I study the humble nature of the mines and think of Whittlesey’s description back in 1863. The mines “are, for the most part, merely irregular depressions in the soil, trenches, pits, and cavities; sometimes not exceeding one foot in depth, and a few feet in diameter. Thousands of persons had seen the depressions prior to 1848, who never suspected that they had any connection with the arts of man.” Others he mentions, though, are large—one apparently 15 feet deep and 120 feet in diameter.
We continue on up the steep slope, holding onto trees, pausing to rest. Ruutila’s dog comes back with a nose full of porcupine quills, and we stop as he pulls them out, dog blood covering his hand. Soon we are at the edge of the ridge, staring into another ancient mine. This one pit could fit, say, a refrigerator. In its depression, a scraggly birch tree grows. Brown leaves lie a foot thick in the bottom. Gray lichen, green lichen speckle the rock. The wind kicks up and blows Ruutila’s ponytail. “Imagine if somebody gave you a hammer stone here and said, ‘Get busy, pound a hole in that rock there,’” Ruutila says. He laughs, perhaps at the futility, perhaps in amazement at the persistence. Behind him to the east, the ridge cliff drops to a vast forest valley, a flat expanse that reaches for miles. Two bald eagles drift along the ridge. When they reach us, they begin to circle barely 20 feet over our heads.

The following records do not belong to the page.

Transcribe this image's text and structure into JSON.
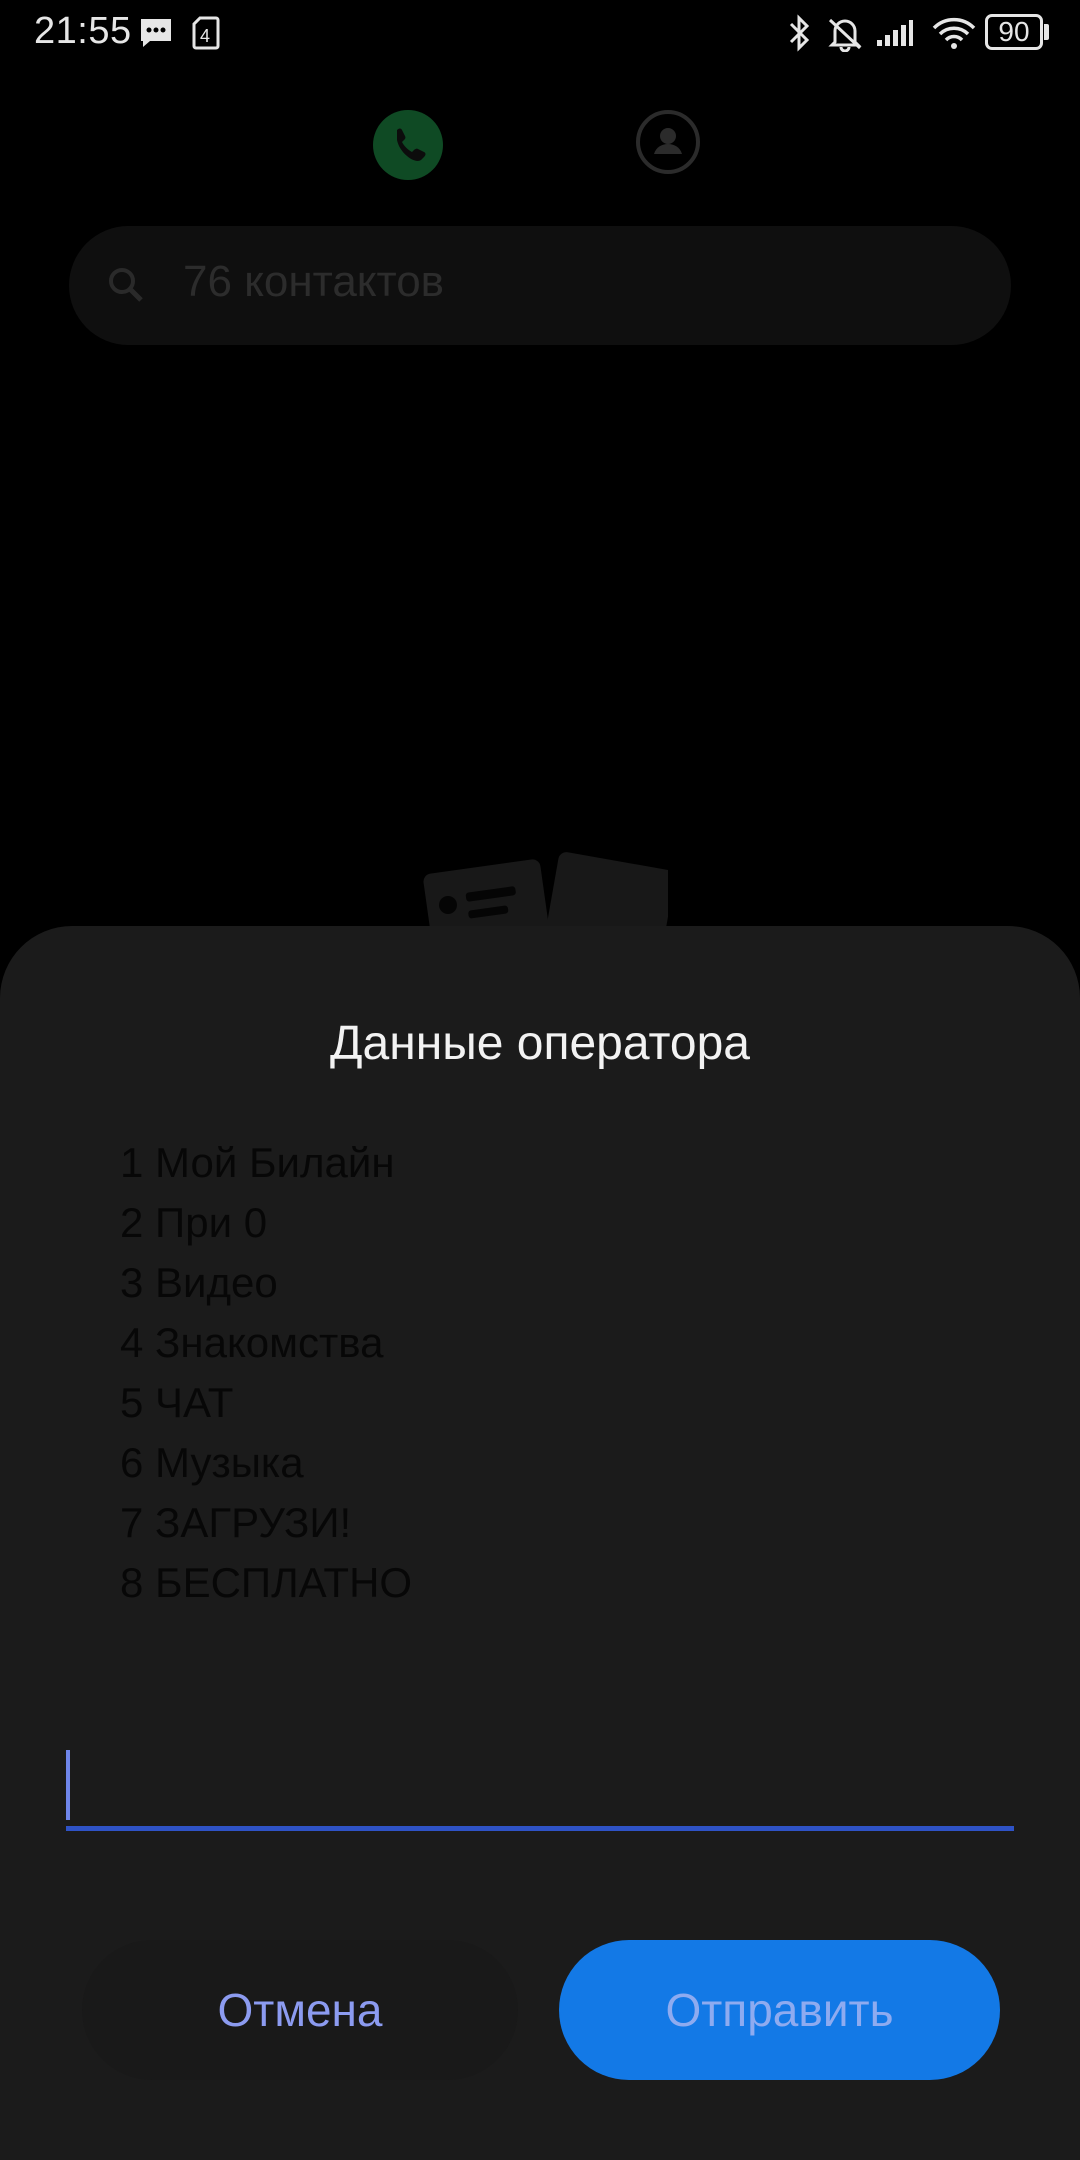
{
  "status_bar": {
    "time": "21:55",
    "battery": "90",
    "icons": [
      "message-icon",
      "sim-icon",
      "bluetooth-icon",
      "mute-icon",
      "signal-icon",
      "wifi-icon"
    ]
  },
  "background": {
    "search_placeholder": "76 контактов",
    "tabs": [
      "phone-tab-icon",
      "contacts-tab-icon"
    ]
  },
  "dialog": {
    "title": "Данные оператора",
    "menu_items": [
      "1 Мой Билайн",
      "2 При 0",
      "3 Видео",
      "4 Знакомства",
      "5 ЧАТ",
      "6 Музыка",
      "7 ЗАГРУЗИ!",
      "8 БЕСПЛАТНО"
    ],
    "input_value": "",
    "cancel_label": "Отмена",
    "send_label": "Отправить"
  },
  "colors": {
    "accent": "#1379e6",
    "button_text": "#8c9bf0",
    "underline": "#2f53c6",
    "dialog_bg": "#1b1b1b"
  }
}
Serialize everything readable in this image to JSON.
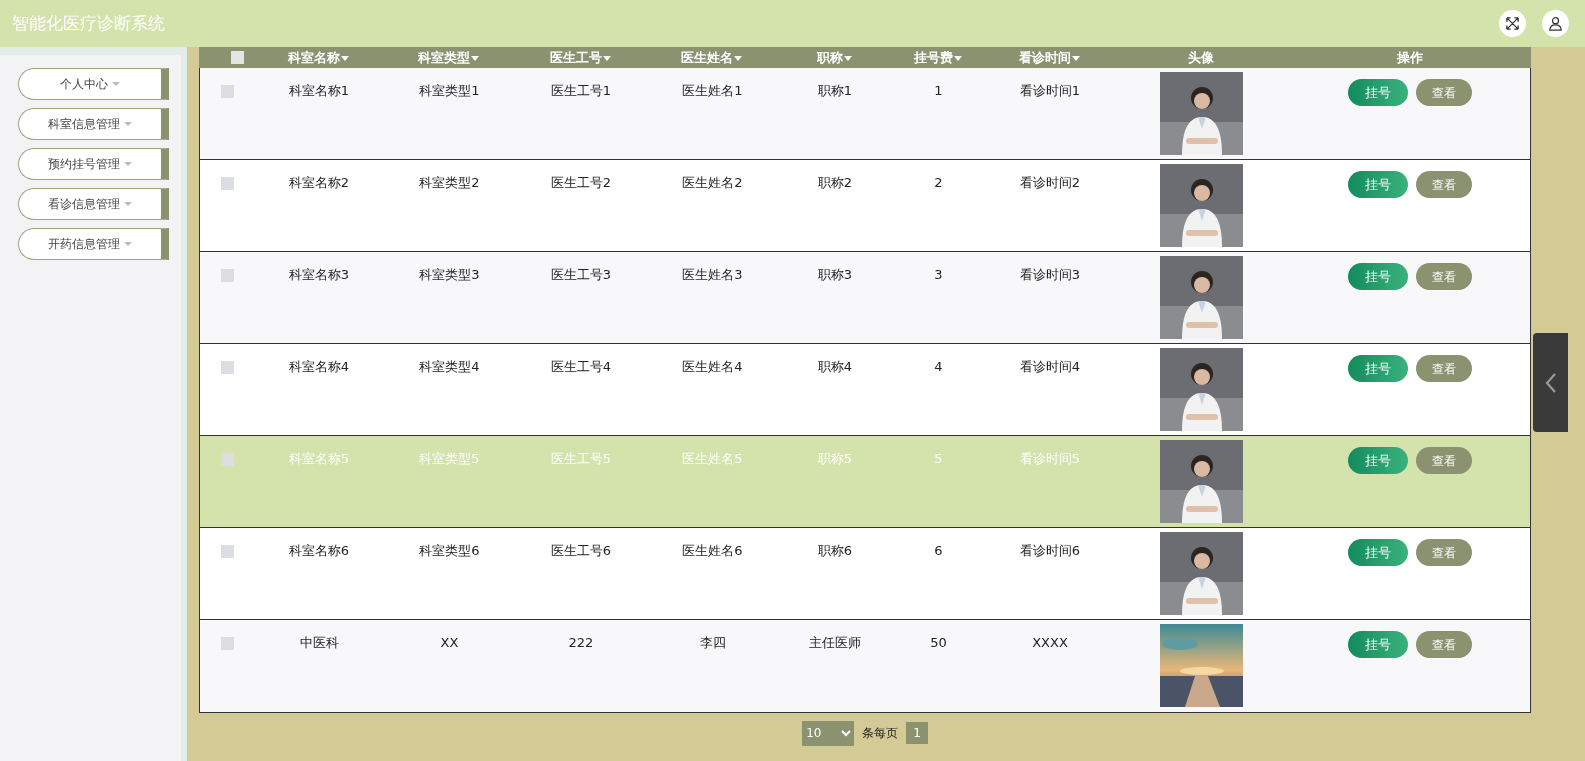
{
  "app_title": "智能化医疗诊断系统",
  "sidebar": {
    "items": [
      {
        "label": "个人中心"
      },
      {
        "label": "科室信息管理"
      },
      {
        "label": "预约挂号管理"
      },
      {
        "label": "看诊信息管理"
      },
      {
        "label": "开药信息管理"
      }
    ]
  },
  "table": {
    "select_all": {
      "checked": false
    },
    "columns": [
      {
        "label": "科室名称",
        "sortable": true
      },
      {
        "label": "科室类型",
        "sortable": true
      },
      {
        "label": "医生工号",
        "sortable": true
      },
      {
        "label": "医生姓名",
        "sortable": true
      },
      {
        "label": "职称",
        "sortable": true
      },
      {
        "label": "挂号费",
        "sortable": true
      },
      {
        "label": "看诊时间",
        "sortable": true
      },
      {
        "label": "头像",
        "sortable": false
      },
      {
        "label": "操作",
        "sortable": false
      }
    ],
    "rows": [
      {
        "cells": [
          "科室名称1",
          "科室类型1",
          "医生工号1",
          "医生姓名1",
          "职称1",
          "1",
          "看诊时间1"
        ],
        "highlighted": false,
        "actions": [
          "挂号",
          "查看"
        ]
      },
      {
        "cells": [
          "科室名称2",
          "科室类型2",
          "医生工号2",
          "医生姓名2",
          "职称2",
          "2",
          "看诊时间2"
        ],
        "highlighted": false,
        "actions": [
          "挂号",
          "查看"
        ]
      },
      {
        "cells": [
          "科室名称3",
          "科室类型3",
          "医生工号3",
          "医生姓名3",
          "职称3",
          "3",
          "看诊时间3"
        ],
        "highlighted": false,
        "actions": [
          "挂号",
          "查看"
        ]
      },
      {
        "cells": [
          "科室名称4",
          "科室类型4",
          "医生工号4",
          "医生姓名4",
          "职称4",
          "4",
          "看诊时间4"
        ],
        "highlighted": false,
        "actions": [
          "挂号",
          "查看"
        ]
      },
      {
        "cells": [
          "科室名称5",
          "科室类型5",
          "医生工号5",
          "医生姓名5",
          "职称5",
          "5",
          "看诊时间5"
        ],
        "highlighted": true,
        "actions": [
          "挂号",
          "查看"
        ]
      },
      {
        "cells": [
          "科室名称6",
          "科室类型6",
          "医生工号6",
          "医生姓名6",
          "职称6",
          "6",
          "看诊时间6"
        ],
        "highlighted": false,
        "actions": [
          "挂号",
          "查看"
        ]
      },
      {
        "cells": [
          "中医科",
          "XX",
          "222",
          "李四",
          "主任医师",
          "50",
          "XXXX"
        ],
        "highlighted": false,
        "actions": [
          "挂号",
          "查看"
        ]
      }
    ]
  },
  "pagination": {
    "page_size": "10",
    "page_size_label": "条每页",
    "pages": [
      {
        "label": "1",
        "selected": true
      }
    ]
  }
}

The ancients, whoever they were, stood here, we know this. They looked over this broad expanse, just as we do now.